The 3,776-meter mountain west of Tokyo was approved by the 21-member committee under the U.N. Educational, Scientific and Cultural Organization at its 37th session held in the Cambodian capital.
Specifically, Japan's highest and most celebrated mountain was designated as a "cultural" heritage site, as opposed to a "natural" heritage site. The committee decided to register it under the name "Mount Fuji: Object of Worship, Wellspring of Art."
It is Japan's 17th property to make the list, and the first since the historic Hiraizumi area in Iwate Prefecture and the Ogasawara island chain in the Pacific south of Tokyo won approval in 2011.
The Japanese government officially asked UNESCO in January last year to register Mount Fuji, saying the mountain has been viewed as a religious site and depicted in "ukiyoe" woodblock prints, and nurtured Japan's unique culture.
Mount Fuji covers roughly 70,000 hectares in Yamanashi and Shizuoka prefectures, including Sengen Shrine at the foot of the mountain, five major lakes, the Shiraito Falls, as well as the Miho-no-Matsubara pine grove.
The International Council on Monuments and Sites, a UNESCO advisory panel known as ICOMOS, recommended in April that Mount Fuji be listed but said the Miho-no-Matsubara pine grove, which Japan had sought to include as part of the asset, must be excluded, citing its 45-kilometer distance from the mountain.

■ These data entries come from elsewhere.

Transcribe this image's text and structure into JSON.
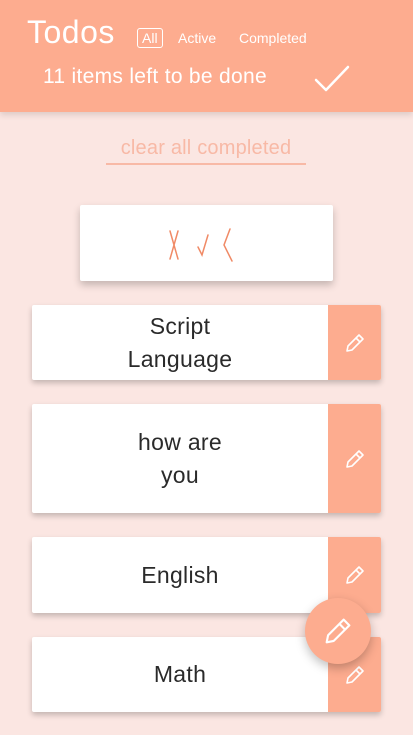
{
  "header": {
    "title": "Todos",
    "filters": [
      {
        "label": "All",
        "active": true
      },
      {
        "label": "Active",
        "active": false
      },
      {
        "label": "Completed",
        "active": false
      }
    ],
    "items_left": "11 items left to be done",
    "check_icon": "check-icon"
  },
  "clear_completed": "clear all completed",
  "input": {
    "icon": "handwriting-icon"
  },
  "todos": [
    {
      "text": "Script Language"
    },
    {
      "text": "how are you"
    },
    {
      "text": "English"
    },
    {
      "text": "Math"
    }
  ],
  "colors": {
    "accent": "#fdac8f",
    "background": "#fbe6e2",
    "text": "#2a2a2a",
    "muted_link": "#f8b9a6"
  }
}
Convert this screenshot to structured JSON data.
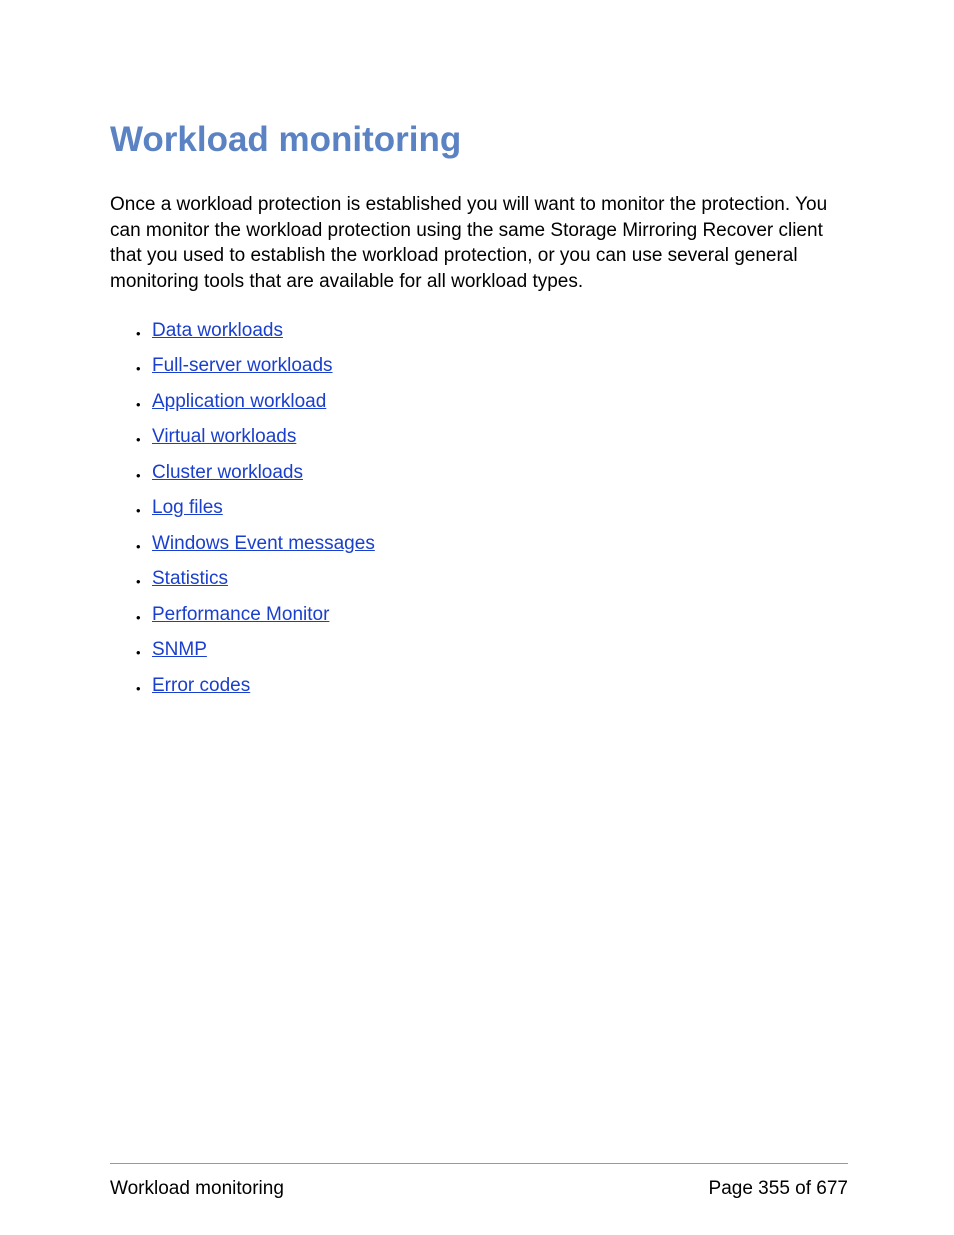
{
  "title": "Workload monitoring",
  "intro": "Once a workload protection is established you will want to monitor the protection. You can monitor the workload protection using the same Storage Mirroring Recover client that you used to establish the workload protection, or you can use several general monitoring tools that are available for all workload types.",
  "links": [
    "Data workloads",
    "Full-server workloads",
    "Application workload",
    "Virtual workloads",
    "Cluster workloads",
    "Log files",
    "Windows Event messages",
    "Statistics",
    "Performance Monitor",
    "SNMP",
    "Error codes"
  ],
  "footer": {
    "section": "Workload monitoring",
    "page": "Page 355 of 677"
  }
}
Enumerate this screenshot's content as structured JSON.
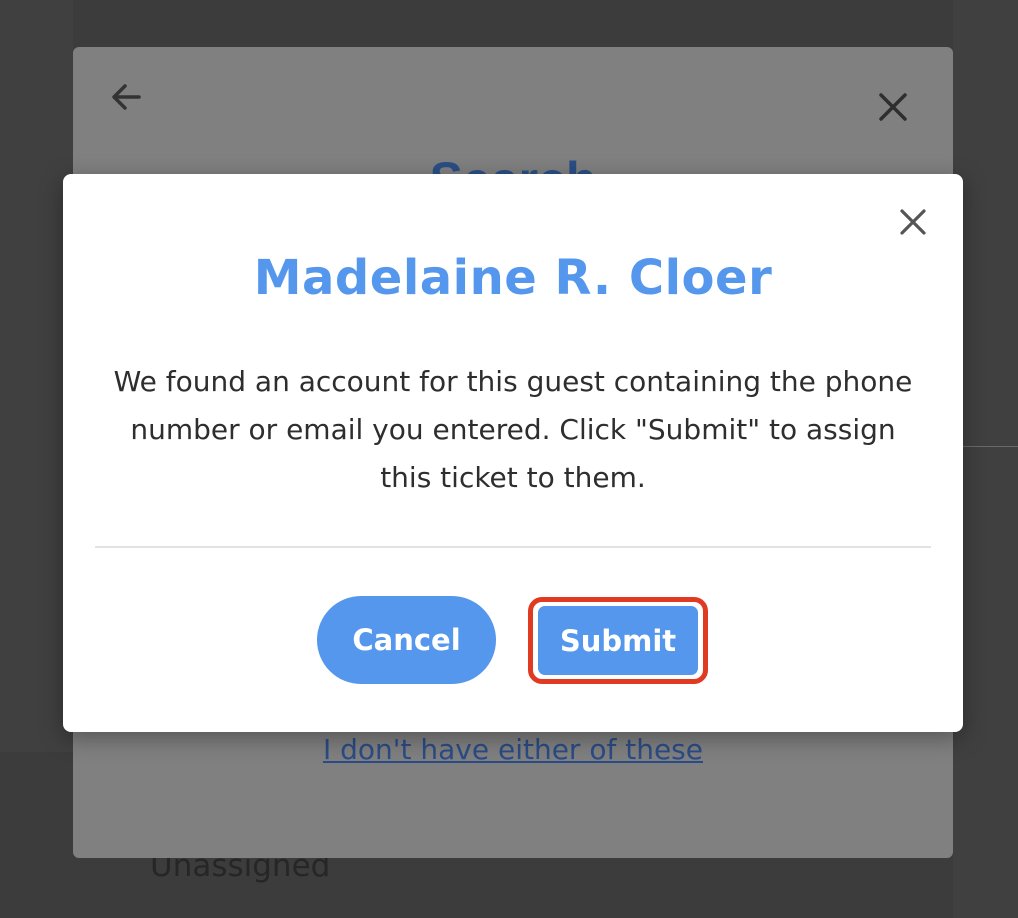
{
  "background": {
    "unassigned_text": "Unassigned",
    "dialog": {
      "title_peek": "Search",
      "alt_link": "I don't have either of these",
      "back_icon": "arrow-left-icon",
      "close_icon": "close-icon"
    }
  },
  "modal": {
    "title": "Madelaine R. Cloer",
    "message": "We found an account for this guest containing the phone number or email you entered. Click \"Submit\" to assign this ticket to them.",
    "close_icon": "close-icon",
    "cancel_label": "Cancel",
    "submit_label": "Submit"
  },
  "colors": {
    "accent": "#5497ed",
    "highlight": "#e03a22",
    "overlay": "#3c3c3c"
  }
}
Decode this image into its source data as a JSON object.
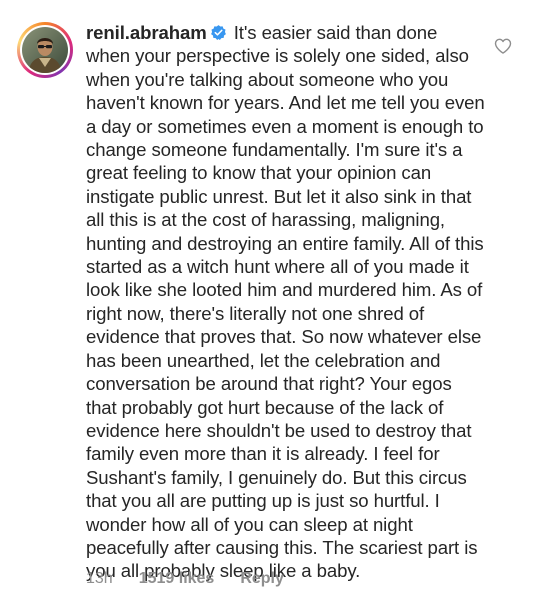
{
  "comment": {
    "username": "renil.abraham",
    "verified": true,
    "text": "It's easier said than done when your perspective is solely one sided, also when you're talking about someone who you haven't known for years. And let me tell you even a day or sometimes even a moment is enough to change someone fundamentally. I'm sure it's a great feeling to know that your opinion can instigate public unrest. But let it also sink in that all this is at the cost of harassing, maligning, hunting and destroying an entire family. All of this started as a witch hunt where all of you made it look like she looted him and murdered him. As of right now, there's literally not one shred of evidence that proves that. So now whatever else has been unearthed, let the celebration and conversation be around that right? Your egos that probably got hurt because of the lack of evidence here shouldn't be used to destroy that family even more than it is already. I feel for Sushant's family, I genuinely do. But this circus that you all are putting up is just so hurtful. I wonder how all of you can sleep at night peacefully after causing this. The scariest part is you all probably sleep like a baby.",
    "time": "13h",
    "likes": "1519 likes",
    "reply_label": "Reply"
  },
  "icons": {
    "verified": "verified-badge-icon",
    "like": "heart-outline-icon"
  },
  "colors": {
    "verified_blue": "#3897f0",
    "meta_gray": "#8e8e8e",
    "text": "#262626"
  }
}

However, registration of the pine grove was allowed by the committee on Saturday.
Local residents and officials had earlier attempted to register Mount Fuji as a world natural heritage site. However, due to illegal dumping of garbage and Mt. Fuji's lack of global uniqueness as a volcanic mountain, it was dropped from consideration as a candidate in 2003.
In 2012, the Japanese government formally asked UNESCO to add Mount Fuji to the list of cultural World Heritage sites in consideration of its religious significance and repeated depictions in works of art.
In April of this year, ICOMOS recommended Mount Fuji for registration as a World Heritage site, noting that the mountain is a national symbol of Japan and blends religious and artistic traditions, and that its influence "clearly goes beyond Japan."